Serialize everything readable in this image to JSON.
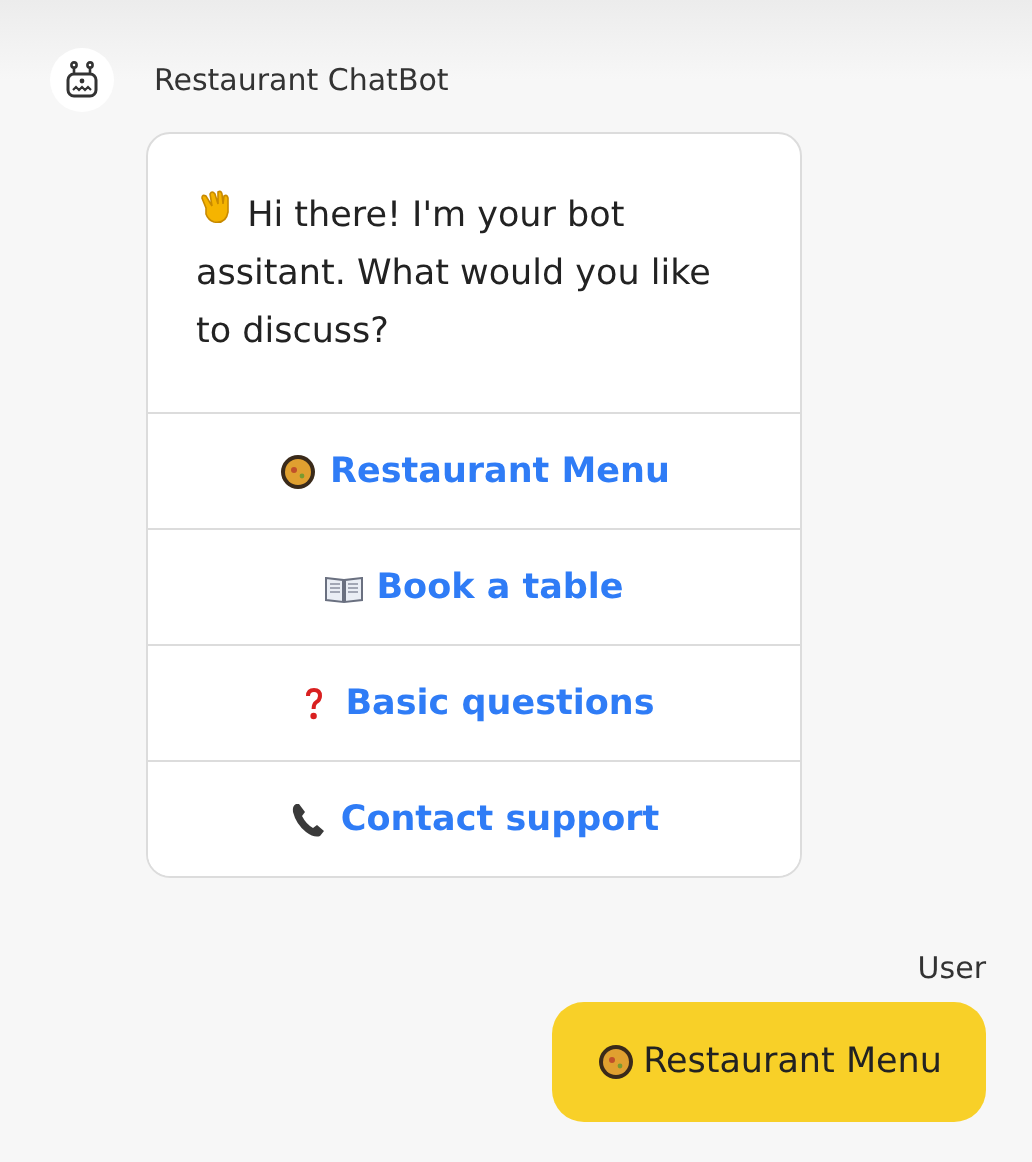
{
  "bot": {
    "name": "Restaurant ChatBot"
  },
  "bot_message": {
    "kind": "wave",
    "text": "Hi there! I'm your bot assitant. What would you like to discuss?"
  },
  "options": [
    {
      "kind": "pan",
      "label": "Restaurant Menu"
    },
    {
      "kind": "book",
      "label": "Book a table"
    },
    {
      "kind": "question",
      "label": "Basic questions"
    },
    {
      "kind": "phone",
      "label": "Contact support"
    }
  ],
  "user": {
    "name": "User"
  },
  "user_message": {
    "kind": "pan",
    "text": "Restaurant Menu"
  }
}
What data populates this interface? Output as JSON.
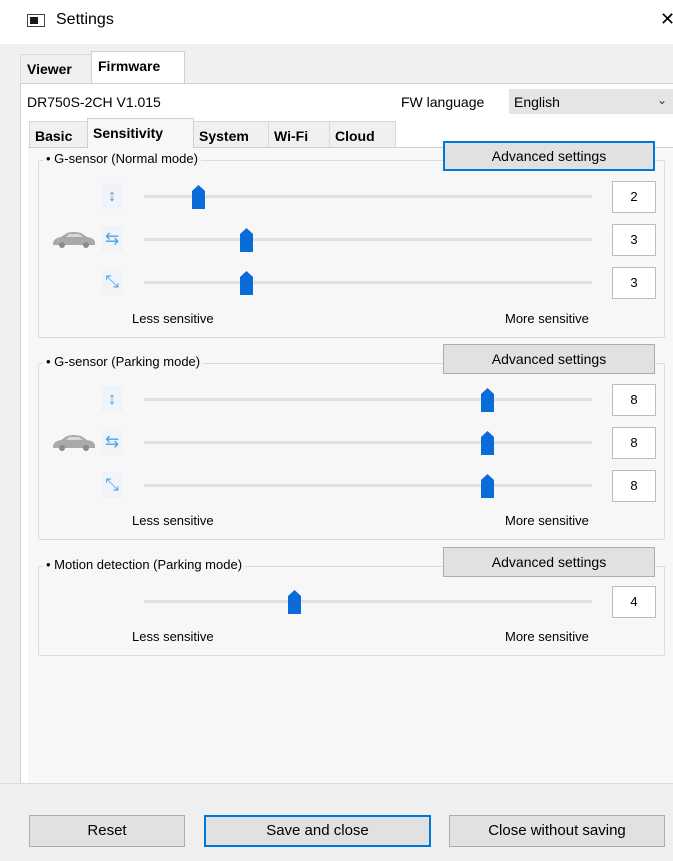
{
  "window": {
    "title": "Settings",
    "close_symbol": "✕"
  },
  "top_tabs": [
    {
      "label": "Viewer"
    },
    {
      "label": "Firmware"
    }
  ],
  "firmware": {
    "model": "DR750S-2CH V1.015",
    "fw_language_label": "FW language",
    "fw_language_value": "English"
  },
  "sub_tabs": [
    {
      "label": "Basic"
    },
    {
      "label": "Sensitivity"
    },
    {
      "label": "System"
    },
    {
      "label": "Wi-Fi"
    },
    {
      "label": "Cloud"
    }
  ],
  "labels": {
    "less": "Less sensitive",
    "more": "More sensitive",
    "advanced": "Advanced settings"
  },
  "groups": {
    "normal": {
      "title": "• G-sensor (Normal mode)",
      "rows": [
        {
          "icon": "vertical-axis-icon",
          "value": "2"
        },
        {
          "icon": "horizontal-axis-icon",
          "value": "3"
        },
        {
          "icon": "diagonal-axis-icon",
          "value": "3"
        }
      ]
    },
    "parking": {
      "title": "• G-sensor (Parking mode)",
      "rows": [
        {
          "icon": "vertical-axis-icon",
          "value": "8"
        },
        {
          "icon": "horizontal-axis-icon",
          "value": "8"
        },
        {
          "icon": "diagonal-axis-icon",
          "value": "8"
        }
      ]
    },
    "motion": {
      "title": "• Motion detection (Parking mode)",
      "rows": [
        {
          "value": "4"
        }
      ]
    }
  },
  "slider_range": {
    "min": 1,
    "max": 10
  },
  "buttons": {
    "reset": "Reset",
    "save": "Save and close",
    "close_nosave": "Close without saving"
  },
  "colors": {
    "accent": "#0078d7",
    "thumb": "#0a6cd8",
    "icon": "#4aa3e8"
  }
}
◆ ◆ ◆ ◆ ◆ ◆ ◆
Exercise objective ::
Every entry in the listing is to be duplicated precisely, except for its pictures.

Task answer ::
Serialize everything readable in this image to JSON.
{
  "bot": {
    "name": "Restaurant ChatBot"
  },
  "bot_message": {
    "kind": "wave",
    "text": "Hi there! I'm your bot assitant. What would you like to discuss?"
  },
  "options": [
    {
      "kind": "pan",
      "label": "Restaurant Menu"
    },
    {
      "kind": "book",
      "label": "Book a table"
    },
    {
      "kind": "question",
      "label": "Basic questions"
    },
    {
      "kind": "phone",
      "label": "Contact support"
    }
  ],
  "user": {
    "name": "User"
  },
  "user_message": {
    "kind": "pan",
    "text": "Restaurant Menu"
  }
}
What data populates this interface? Output as JSON.
{
  "window": {
    "title": "Settings",
    "close_symbol": "✕"
  },
  "top_tabs": [
    {
      "label": "Viewer"
    },
    {
      "label": "Firmware"
    }
  ],
  "firmware": {
    "model": "DR750S-2CH V1.015",
    "fw_language_label": "FW language",
    "fw_language_value": "English"
  },
  "sub_tabs": [
    {
      "label": "Basic"
    },
    {
      "label": "Sensitivity"
    },
    {
      "label": "System"
    },
    {
      "label": "Wi-Fi"
    },
    {
      "label": "Cloud"
    }
  ],
  "labels": {
    "less": "Less sensitive",
    "more": "More sensitive",
    "advanced": "Advanced settings"
  },
  "groups": {
    "normal": {
      "title": "• G-sensor (Normal mode)",
      "rows": [
        {
          "icon": "vertical-axis-icon",
          "value": "2"
        },
        {
          "icon": "horizontal-axis-icon",
          "value": "3"
        },
        {
          "icon": "diagonal-axis-icon",
          "value": "3"
        }
      ]
    },
    "parking": {
      "title": "• G-sensor (Parking mode)",
      "rows": [
        {
          "icon": "vertical-axis-icon",
          "value": "8"
        },
        {
          "icon": "horizontal-axis-icon",
          "value": "8"
        },
        {
          "icon": "diagonal-axis-icon",
          "value": "8"
        }
      ]
    },
    "motion": {
      "title": "• Motion detection (Parking mode)",
      "rows": [
        {
          "value": "4"
        }
      ]
    }
  },
  "slider_range": {
    "min": 1,
    "max": 10
  },
  "buttons": {
    "reset": "Reset",
    "save": "Save and close",
    "close_nosave": "Close without saving"
  },
  "colors": {
    "accent": "#0078d7",
    "thumb": "#0a6cd8",
    "icon": "#4aa3e8"
  }
}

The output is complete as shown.